COVID-19 has shed light on the importance of shippers being prepared to work through unforeseen market conditions. This is especially true for cross-border shippers, whose businesses are reliant on multiple countries’ markets. To better prepare for these variations, businesses that rely on cross-border shipping should consider optimizing their supply chain strategies now by dedicating time to understand the cross-border options available to them. There are two primary choices: through-trailer and transloading.
What’s the difference?
Through-trailer shipping is the process of moving shipments in the origin trailer through border crossings. Whether exporting or importing, through-trailer shipments are handled on one side of the border with a carrier from the same country who has an interchange agreement. A different carrier from the other country handles the second part of the shipment.
To illustrate, a Mexico carrier with a trailer interchange agreement with a U.S. carrier picks up the freight. It’s taken to a secure yard where a border drayage driver transports the trailer across the border to the U.S. carrier’s yard for final delivery.
The shipment remains in the same trailer throughout the transport process, leading some shippers to believe the shipment seal is not broken. This is not necessarily true. U.S. and Mexico customs officials often break seals during border crossing inspections to verify product details.
Transloading is another option and is often considered more efficient. Transloading is the process of transferring shipments from one trailer to another at the border crossing. For example, a Mexico carrier picks up the freight and moves it to a secure yard at the border. A border drayage carrier moves the trailer across the border to a transloading facility. The facility then transfers the product to a U.S. carrier for final delivery.
The Benefits of Transloading

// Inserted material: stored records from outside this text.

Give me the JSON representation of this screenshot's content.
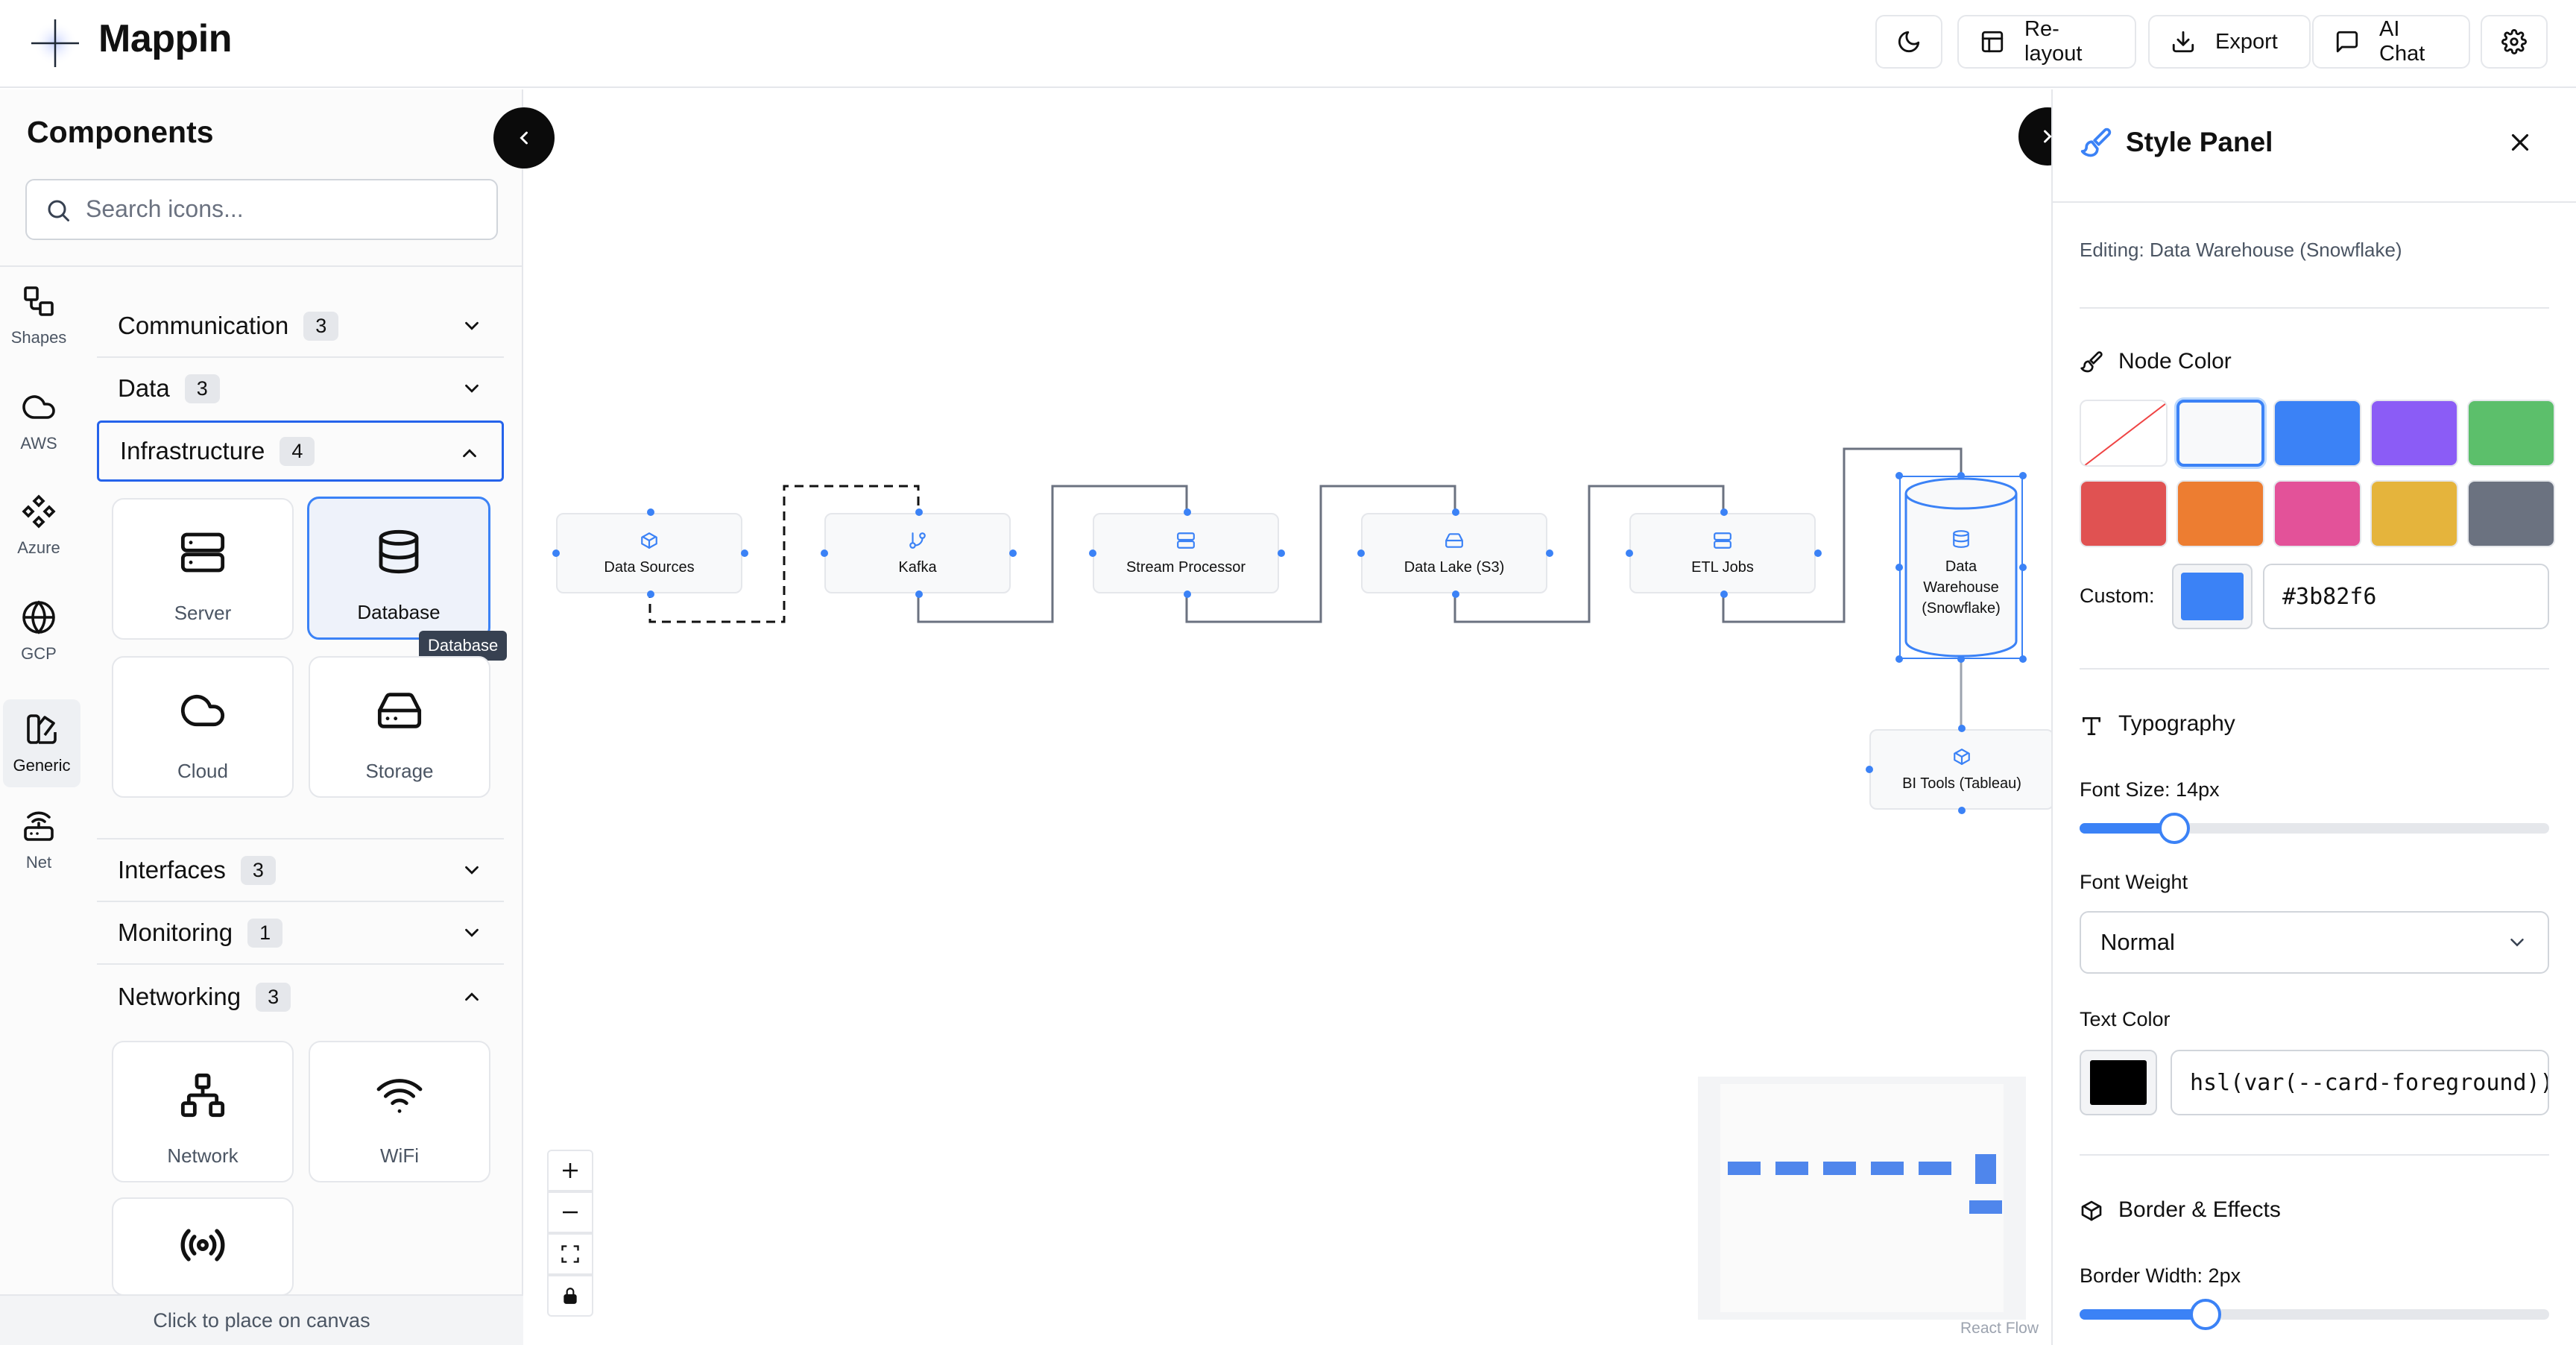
{
  "app": {
    "title": "Mappin"
  },
  "toolbar": {
    "relayout_label": "Re-layout",
    "export_label": "Export",
    "ai_chat_label": "AI Chat"
  },
  "sidebar": {
    "title": "Components",
    "search_placeholder": "Search icons...",
    "rail": [
      {
        "label": "Shapes",
        "icon": "shapes-icon"
      },
      {
        "label": "AWS",
        "icon": "cloud-icon"
      },
      {
        "label": "Azure",
        "icon": "azure-icon"
      },
      {
        "label": "GCP",
        "icon": "globe-icon"
      },
      {
        "label": "Generic",
        "icon": "generic-icon",
        "active": true
      },
      {
        "label": "Net",
        "icon": "router-icon"
      }
    ],
    "categories": [
      {
        "name": "Communication",
        "count": "3",
        "expanded": false
      },
      {
        "name": "Data",
        "count": "3",
        "expanded": false
      },
      {
        "name": "Infrastructure",
        "count": "4",
        "expanded": true
      },
      {
        "name": "Interfaces",
        "count": "3",
        "expanded": false
      },
      {
        "name": "Monitoring",
        "count": "1",
        "expanded": false
      },
      {
        "name": "Networking",
        "count": "3",
        "expanded": true
      }
    ],
    "infrastructure_items": [
      "Server",
      "Database",
      "Cloud",
      "Storage"
    ],
    "networking_items": [
      "Network",
      "WiFi",
      ""
    ],
    "tooltip": "Database",
    "footer": "Click to place on canvas"
  },
  "canvas": {
    "nodes": [
      {
        "label": "Data Sources",
        "icon": "box-icon"
      },
      {
        "label": "Kafka",
        "icon": "git-branch-icon"
      },
      {
        "label": "Stream Processor",
        "icon": "server-icon"
      },
      {
        "label": "Data Lake (S3)",
        "icon": "hard-drive-icon"
      },
      {
        "label": "ETL Jobs",
        "icon": "server-icon"
      },
      {
        "label": "Data Warehouse (Snowflake)",
        "icon": "database-icon",
        "selected": true
      },
      {
        "label": "BI Tools (Tableau)",
        "icon": "box-icon"
      }
    ],
    "attribution": "React Flow"
  },
  "style_panel": {
    "title": "Style Panel",
    "editing_label": "Editing: Data Warehouse (Snowflake)",
    "node_color_label": "Node Color",
    "swatches": [
      "none",
      "#f8f9fa",
      "#3b82f6",
      "#8b5cf6",
      "#5cbf6b",
      "#e05252",
      "#ed7d31",
      "#e35299",
      "#e5b43c",
      "#6b7280"
    ],
    "selected_swatch": "#f8f9fa",
    "custom_label": "Custom:",
    "custom_color": "#3b82f6",
    "custom_value": "#3b82f6",
    "typography_label": "Typography",
    "font_size_label": "Font Size: 14px",
    "font_size_value": 14,
    "font_weight_label": "Font Weight",
    "font_weight_value": "Normal",
    "text_color_label": "Text Color",
    "text_color_swatch": "#000000",
    "text_color_value": "hsl(var(--card-foreground))",
    "border_effects_label": "Border & Effects",
    "border_width_label": "Border Width: 2px",
    "border_width_value": 2
  }
}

While both options have their pros and cons, transloading can offer some unique benefits that fall into three categories:
Additional Carrier Capacity: Transloading offers shippers additional carrier capacity because it enables them to access the full capacity of two independent carrier bases. Any U.S. carrier can pair with any Mexico carrier on a shipment, increasing available carrier options and granting additional flexibility. Through-trailer service only allows shippers to use carriers with an interchange agreement in place with a counterpart carrier on the other side of the border, limiting the capacity pool. With lessened demand not filling up truckloads, the ability to leverage the additional carrier capacity to identify which carriers’ trucks best match truckloads keeps products moving to meet consumer demand.
Lower Shipping Costs: Transloading grants access to additional capacity on both sides of the border, which means more, and potentially more efficient, carrier options. With transloading, shippers and logistics providers can identify carriers whose networks most closely align with theirs, resulting in more cost-effective rates. During a time when all departments are urged to cut costs where possible, the method with lower shipping costs benefits everyone involved.
Fewer Border Delays: The broad variety of carriers available to shippers makes it easier to source carriers on both sides of the border that best match the ideal pick-up and delivery time frames. Through-trailer shipments are dependent upon the limited capacity of the two carriers tied to an interchange agreement. In turn, this can lead to delays at borders and in overall shipments. Such delays are becoming more widespread because of the imbalance between northbound and southbound freight.
The Types of Freight to be Transloaded
Any specialized transloading facility located near a major border should have the ability to handle a variety of freight, although some types work better than others. Freight loaded on slip sheets or pallets typically fare best with transloading, especially consumer packaged goods, food and beverage, and raw materials. Transloading is also prevalent when shipping to warehouses with strict labeling and palletization requirements. Conversely, freight is better off using through-trailer shipping when it requires specialized loading, contains over-dimensional products, or includes flatbed shipments.
The needs of each shipper with a global supply chain strategy differ and come with unique challenges and requirements. It’s critical for each shipper to know their cross-border options and determine which will work best for their business. By being knowledgeable and prepared, shippers can more easily select which process to implement based on what is most important to their company at the time, whether that be price, shipping time, or carrier capacity.
Kyle Toombs is the VP and Head of Mexico and Canada at Coyote Logistics